All-day kindergarten OK’d in D203
By Hank Beckman For The Sun January 8, 2013 9:14AM
Students including Kiya Odeh get their coats on and get ready to leave for the day. The students now are in Mrs. Simpson's morning Kindergarten class at Beebe Elementary every day until 10:45. District 203 has started all day kindergarten at a few of it's schools with the plan to make it district wide in the future. All Day Kindergarten increases the students time in the classroom from 150 minutes to 350 a day. | Brian Powers~Sun-Times Media
Updated: February 10, 2013 5:45PM
It’s official. Naperville School District 203 will begin all-day kindergarten at selected elementary schools next fall.
With only Dave Weeks dissenting, the Board of Education Monday night approved beginning an all-day program at seven schools in the district.
The schools picked are “Title One” schools, so named for having more than the district average of 13 percent of their students receiving free or reduced price lunches. The schools are Ellsworth, Elmwood, Beebe, Naper, Mill, River Woods and Scott.

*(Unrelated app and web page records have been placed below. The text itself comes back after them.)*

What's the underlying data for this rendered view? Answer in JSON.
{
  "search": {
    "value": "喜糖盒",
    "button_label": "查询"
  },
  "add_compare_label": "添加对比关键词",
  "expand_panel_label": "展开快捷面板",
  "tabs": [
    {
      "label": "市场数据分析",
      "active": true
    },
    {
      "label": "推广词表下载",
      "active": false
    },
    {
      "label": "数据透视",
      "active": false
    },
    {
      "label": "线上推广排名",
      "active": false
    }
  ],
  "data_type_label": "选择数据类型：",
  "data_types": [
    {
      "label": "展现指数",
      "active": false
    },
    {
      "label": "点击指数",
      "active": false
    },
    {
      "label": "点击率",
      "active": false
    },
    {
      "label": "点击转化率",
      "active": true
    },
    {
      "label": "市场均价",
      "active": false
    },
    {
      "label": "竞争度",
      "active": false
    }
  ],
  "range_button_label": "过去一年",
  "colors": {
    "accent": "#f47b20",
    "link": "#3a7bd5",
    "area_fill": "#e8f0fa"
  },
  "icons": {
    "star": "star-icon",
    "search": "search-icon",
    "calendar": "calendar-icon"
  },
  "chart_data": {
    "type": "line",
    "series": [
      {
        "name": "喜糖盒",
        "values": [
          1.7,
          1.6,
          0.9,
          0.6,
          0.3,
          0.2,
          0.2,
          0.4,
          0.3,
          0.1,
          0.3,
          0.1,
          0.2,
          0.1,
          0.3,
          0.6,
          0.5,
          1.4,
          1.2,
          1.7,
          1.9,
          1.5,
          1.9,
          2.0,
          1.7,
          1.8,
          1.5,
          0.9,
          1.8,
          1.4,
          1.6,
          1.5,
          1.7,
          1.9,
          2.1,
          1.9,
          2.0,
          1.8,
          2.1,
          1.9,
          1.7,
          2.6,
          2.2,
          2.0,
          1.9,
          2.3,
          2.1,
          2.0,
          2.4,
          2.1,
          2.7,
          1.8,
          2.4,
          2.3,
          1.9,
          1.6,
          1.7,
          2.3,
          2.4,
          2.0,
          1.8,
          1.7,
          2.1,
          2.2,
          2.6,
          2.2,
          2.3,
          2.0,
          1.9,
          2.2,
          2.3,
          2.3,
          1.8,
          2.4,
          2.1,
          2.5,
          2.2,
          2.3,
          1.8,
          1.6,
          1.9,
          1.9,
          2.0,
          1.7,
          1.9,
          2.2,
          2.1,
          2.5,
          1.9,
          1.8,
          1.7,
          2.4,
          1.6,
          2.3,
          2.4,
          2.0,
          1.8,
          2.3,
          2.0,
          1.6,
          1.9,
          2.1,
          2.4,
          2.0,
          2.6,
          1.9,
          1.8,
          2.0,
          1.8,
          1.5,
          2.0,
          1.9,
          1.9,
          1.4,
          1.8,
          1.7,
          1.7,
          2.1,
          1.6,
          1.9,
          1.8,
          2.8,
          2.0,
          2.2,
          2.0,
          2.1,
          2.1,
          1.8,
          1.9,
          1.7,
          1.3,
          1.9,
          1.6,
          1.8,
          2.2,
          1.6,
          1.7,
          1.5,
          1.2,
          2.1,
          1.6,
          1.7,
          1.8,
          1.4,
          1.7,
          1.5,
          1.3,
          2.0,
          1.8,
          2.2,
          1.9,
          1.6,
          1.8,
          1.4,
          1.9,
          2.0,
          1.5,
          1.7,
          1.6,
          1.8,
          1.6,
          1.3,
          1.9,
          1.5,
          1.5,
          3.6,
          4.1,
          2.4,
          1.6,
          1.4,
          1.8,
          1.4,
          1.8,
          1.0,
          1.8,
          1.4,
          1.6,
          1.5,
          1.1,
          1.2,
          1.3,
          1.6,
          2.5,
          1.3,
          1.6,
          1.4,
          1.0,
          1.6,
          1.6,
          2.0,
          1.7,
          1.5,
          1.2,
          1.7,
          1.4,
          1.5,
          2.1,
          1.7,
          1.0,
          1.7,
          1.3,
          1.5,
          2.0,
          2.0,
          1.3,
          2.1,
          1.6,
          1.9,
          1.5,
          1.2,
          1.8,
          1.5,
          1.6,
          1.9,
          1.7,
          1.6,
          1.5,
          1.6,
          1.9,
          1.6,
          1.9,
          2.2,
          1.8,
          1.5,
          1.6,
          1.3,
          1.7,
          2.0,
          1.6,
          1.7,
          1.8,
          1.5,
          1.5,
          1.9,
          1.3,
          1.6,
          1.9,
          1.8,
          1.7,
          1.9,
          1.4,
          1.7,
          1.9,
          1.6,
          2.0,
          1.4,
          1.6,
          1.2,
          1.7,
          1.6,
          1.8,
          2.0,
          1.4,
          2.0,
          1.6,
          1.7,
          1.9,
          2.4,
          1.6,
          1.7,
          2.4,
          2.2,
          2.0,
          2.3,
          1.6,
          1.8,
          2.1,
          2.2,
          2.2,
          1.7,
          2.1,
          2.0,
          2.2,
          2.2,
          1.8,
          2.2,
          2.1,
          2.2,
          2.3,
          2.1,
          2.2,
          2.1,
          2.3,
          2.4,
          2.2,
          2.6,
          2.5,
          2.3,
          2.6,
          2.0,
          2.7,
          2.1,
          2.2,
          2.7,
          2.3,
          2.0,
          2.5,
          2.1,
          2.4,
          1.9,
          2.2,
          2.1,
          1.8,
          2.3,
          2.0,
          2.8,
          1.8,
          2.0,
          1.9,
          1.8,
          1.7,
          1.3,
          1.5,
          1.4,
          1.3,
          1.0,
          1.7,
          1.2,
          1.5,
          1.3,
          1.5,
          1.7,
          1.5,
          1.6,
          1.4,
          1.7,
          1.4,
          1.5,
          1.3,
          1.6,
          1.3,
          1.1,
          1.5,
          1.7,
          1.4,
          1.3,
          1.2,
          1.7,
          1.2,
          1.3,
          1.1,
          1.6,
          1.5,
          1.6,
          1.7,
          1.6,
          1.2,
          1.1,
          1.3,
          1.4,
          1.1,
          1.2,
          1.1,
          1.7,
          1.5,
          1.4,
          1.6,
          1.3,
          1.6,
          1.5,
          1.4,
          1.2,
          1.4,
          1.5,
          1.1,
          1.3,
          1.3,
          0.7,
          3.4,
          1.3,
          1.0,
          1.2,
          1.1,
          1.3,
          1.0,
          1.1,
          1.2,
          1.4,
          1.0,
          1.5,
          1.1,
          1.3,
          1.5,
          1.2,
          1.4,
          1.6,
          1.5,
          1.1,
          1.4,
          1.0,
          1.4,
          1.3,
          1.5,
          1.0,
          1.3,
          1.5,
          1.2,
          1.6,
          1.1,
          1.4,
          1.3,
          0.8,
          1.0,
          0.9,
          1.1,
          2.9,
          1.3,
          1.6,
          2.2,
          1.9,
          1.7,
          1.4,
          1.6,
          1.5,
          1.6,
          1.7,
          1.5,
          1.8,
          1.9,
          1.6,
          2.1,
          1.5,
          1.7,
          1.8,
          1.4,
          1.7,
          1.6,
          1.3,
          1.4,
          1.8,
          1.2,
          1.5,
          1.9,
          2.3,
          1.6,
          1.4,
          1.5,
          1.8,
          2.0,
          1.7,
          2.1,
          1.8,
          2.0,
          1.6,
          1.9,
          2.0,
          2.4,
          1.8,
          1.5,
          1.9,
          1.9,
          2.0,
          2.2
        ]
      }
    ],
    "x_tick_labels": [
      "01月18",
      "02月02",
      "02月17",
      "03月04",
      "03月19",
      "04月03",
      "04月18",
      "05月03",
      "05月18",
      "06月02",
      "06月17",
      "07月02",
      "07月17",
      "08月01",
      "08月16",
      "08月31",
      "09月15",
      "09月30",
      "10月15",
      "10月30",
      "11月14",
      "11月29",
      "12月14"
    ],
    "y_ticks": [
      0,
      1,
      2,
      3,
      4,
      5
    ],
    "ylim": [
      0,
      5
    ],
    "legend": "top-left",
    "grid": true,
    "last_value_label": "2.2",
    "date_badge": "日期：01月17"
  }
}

The move to all-day kindergarten will increase the time students spend with teachers from 150 to 350 minutes per day. It will double the amount of time students spend on language arts and more than triple the time spent on math, district officials said.
Start-up costs for the program to begin next fall are $380,000, including $300,000 for remodeling of Ellsworth Elementary to accommodate all-day kindergarten.
But a room addition for Naper Elementary will cost $1 million. That work will be done next year.
“I don’t see how we can justify throwing a million-dollar addition onto Naper,” Weeks said.
Weeks also said that the decision to go to all-day kindergarten, once made, could never be undone, and that the board was in effect saying that all-day kindergarten for all students was a foregone conclusion.
Indeed, District 203 Superintendent Dan Bridges has made it clear that the district intends to expand the all-day kindergarten program to all District 203 elementary schools.
Looming large in the decision is the coming Common Core Standards, an initiative designed to bring various state standards into better alignment.
All-day kindergarten is thought by most educators to be especially important for at-risk students. Assistant Superintendant for Elementary Education Kitty Ryan said that class size would not be significantly affected by the change and Bridges said that the district would adhere to the range of appropriate class sizes already in place.
Weeks indicated that email he was receiving was about split on the desire to implement all-day kindergarten.
Board member Terry Fielden said that was not the input he was getting from parents.
“They want us to get going with it,” he said of the feedback he received. “All-day kindergarten certainly helps with at-risk students.”
Board Vice President Jackie Romberg stressed that input received from district teachers indicated they were overwhelmingly in favor of the plan.
Parent Kristen Fitzgerald said during public comment that “research clearly supports the advantages of all-day kindergarten for at-risk students.”
Monica Lucibello is an Ellsworth parent and said afterwards the decision was “bittersweet.” She described the $300,000 to be invested in the school as a “half-measure,” and said that the school had previously lost rooms dedicated to music and computer learning.
Remodeling to accommodate all-day kindergarten means that Ellsworth would lose space for Project Idea, and reading and math programs, she said.
Ryan met with Lucibello after the vote and assured her and other concerned parents that the district was giving the problem a “great deal of thought…we’re not telling you there is a perfect solution now.”
But Ryan assured the parents that the district would work on a solution. She also said the kindergarten initiative is import.
“All-day kindergarten is critical,” she said.